(The problem)
Please copy each line of the records below that includes the word "background".

++++ Data supplied

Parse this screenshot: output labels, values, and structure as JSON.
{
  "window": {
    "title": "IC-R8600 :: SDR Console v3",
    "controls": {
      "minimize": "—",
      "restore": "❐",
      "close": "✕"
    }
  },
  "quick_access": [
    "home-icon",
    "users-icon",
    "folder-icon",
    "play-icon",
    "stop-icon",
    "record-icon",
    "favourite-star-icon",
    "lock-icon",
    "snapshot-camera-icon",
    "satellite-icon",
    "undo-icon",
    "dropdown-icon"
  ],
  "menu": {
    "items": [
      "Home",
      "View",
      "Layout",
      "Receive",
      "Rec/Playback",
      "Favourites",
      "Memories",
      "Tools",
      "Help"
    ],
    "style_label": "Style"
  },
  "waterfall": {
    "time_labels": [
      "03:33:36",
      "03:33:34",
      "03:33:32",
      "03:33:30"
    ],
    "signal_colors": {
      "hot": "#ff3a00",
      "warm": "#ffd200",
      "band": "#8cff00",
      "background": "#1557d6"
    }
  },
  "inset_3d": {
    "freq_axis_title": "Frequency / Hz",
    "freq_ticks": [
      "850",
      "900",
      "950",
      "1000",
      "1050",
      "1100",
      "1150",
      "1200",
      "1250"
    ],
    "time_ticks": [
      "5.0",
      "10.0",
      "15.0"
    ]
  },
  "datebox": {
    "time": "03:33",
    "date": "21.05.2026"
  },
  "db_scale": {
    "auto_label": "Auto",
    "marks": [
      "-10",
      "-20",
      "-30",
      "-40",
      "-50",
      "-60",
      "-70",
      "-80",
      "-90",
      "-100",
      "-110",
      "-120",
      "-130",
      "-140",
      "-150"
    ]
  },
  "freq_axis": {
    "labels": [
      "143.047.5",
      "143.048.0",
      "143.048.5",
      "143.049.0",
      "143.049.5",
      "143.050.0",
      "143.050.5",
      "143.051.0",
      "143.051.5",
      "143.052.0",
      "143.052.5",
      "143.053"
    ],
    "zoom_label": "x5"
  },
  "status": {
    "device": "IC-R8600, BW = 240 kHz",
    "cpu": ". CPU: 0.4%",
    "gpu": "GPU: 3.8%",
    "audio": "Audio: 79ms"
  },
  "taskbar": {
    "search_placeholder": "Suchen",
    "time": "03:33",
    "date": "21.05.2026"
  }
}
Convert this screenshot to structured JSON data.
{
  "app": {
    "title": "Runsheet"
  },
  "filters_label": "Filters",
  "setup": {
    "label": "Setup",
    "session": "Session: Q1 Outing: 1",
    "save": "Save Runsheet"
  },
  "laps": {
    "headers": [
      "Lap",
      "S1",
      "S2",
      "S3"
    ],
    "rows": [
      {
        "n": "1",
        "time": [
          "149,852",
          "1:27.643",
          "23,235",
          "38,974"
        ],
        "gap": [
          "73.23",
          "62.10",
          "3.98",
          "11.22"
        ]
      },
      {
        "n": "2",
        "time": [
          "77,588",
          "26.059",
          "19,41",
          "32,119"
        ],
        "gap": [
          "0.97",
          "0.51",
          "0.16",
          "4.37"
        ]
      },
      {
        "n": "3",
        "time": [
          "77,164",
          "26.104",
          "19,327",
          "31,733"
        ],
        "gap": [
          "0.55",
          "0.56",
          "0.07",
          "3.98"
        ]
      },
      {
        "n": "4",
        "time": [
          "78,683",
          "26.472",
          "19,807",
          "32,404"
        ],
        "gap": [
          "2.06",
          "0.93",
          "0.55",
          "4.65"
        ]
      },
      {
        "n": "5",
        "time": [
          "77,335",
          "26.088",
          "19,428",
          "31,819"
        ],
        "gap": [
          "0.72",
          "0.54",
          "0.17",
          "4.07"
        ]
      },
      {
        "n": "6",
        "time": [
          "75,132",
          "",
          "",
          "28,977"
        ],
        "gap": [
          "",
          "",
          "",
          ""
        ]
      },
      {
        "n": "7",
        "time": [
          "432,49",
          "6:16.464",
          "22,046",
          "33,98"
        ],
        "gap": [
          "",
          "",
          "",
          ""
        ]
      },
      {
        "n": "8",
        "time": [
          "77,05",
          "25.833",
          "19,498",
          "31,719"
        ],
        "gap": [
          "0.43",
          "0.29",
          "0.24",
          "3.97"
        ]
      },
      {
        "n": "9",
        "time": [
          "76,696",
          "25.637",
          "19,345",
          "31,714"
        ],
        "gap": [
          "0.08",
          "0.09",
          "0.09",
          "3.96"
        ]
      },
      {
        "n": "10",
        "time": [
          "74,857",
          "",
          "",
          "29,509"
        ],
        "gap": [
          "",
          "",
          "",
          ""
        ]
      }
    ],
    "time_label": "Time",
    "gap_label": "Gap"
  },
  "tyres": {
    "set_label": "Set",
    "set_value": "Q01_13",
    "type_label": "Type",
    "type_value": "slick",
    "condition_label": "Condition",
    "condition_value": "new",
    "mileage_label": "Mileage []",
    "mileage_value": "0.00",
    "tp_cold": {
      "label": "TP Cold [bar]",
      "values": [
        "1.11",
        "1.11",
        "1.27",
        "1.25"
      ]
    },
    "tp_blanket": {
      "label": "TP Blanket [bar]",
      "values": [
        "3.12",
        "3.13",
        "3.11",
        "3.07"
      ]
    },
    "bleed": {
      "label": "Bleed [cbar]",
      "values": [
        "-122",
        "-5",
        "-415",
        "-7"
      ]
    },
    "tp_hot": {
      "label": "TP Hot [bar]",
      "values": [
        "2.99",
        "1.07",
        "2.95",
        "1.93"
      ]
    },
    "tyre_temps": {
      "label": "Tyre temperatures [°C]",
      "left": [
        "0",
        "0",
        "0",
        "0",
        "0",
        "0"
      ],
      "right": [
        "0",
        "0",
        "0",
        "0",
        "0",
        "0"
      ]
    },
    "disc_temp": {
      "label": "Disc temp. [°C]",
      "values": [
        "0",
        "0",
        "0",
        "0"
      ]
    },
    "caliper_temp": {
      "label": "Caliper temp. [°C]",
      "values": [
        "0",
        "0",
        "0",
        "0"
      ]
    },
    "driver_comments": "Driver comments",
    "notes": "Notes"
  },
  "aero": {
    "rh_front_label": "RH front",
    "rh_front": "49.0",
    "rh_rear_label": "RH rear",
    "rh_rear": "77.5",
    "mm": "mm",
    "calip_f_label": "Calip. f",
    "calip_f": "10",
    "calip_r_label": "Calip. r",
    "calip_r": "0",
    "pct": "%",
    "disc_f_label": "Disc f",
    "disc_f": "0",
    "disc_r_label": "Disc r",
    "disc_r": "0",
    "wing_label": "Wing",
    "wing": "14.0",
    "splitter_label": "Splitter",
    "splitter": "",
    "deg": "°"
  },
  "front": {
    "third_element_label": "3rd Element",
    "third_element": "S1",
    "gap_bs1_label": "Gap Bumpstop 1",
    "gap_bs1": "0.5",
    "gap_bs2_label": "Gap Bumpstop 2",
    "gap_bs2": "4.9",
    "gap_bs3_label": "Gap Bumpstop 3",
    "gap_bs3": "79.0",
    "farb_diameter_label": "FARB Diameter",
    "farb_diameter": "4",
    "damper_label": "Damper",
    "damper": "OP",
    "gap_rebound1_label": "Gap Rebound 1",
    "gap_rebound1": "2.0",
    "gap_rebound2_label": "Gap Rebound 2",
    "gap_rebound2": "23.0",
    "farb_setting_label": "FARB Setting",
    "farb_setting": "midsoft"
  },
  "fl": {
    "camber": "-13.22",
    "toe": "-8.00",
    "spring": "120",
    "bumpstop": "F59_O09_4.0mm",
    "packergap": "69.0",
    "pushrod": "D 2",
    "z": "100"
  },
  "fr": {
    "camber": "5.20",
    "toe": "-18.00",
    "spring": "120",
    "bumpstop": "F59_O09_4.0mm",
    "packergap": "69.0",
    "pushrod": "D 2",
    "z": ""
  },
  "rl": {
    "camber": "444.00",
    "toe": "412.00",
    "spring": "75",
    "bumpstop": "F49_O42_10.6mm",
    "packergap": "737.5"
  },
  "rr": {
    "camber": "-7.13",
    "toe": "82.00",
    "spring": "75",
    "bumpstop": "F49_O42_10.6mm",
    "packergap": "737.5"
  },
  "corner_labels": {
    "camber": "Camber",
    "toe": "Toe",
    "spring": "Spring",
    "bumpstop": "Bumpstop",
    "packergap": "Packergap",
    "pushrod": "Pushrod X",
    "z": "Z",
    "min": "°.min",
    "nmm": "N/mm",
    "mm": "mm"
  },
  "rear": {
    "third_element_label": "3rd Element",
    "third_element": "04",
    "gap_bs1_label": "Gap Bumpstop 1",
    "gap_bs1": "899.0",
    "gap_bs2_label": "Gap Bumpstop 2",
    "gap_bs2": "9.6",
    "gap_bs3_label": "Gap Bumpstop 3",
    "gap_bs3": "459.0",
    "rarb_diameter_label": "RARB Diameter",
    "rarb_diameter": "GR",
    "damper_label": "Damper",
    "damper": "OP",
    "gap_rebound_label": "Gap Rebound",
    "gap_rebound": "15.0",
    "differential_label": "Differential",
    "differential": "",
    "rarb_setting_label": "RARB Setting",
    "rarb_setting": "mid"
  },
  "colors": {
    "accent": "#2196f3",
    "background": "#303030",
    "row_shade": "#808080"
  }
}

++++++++

(Reply to the exercise)
      "background": "#1557d6"
    "background": "#303030",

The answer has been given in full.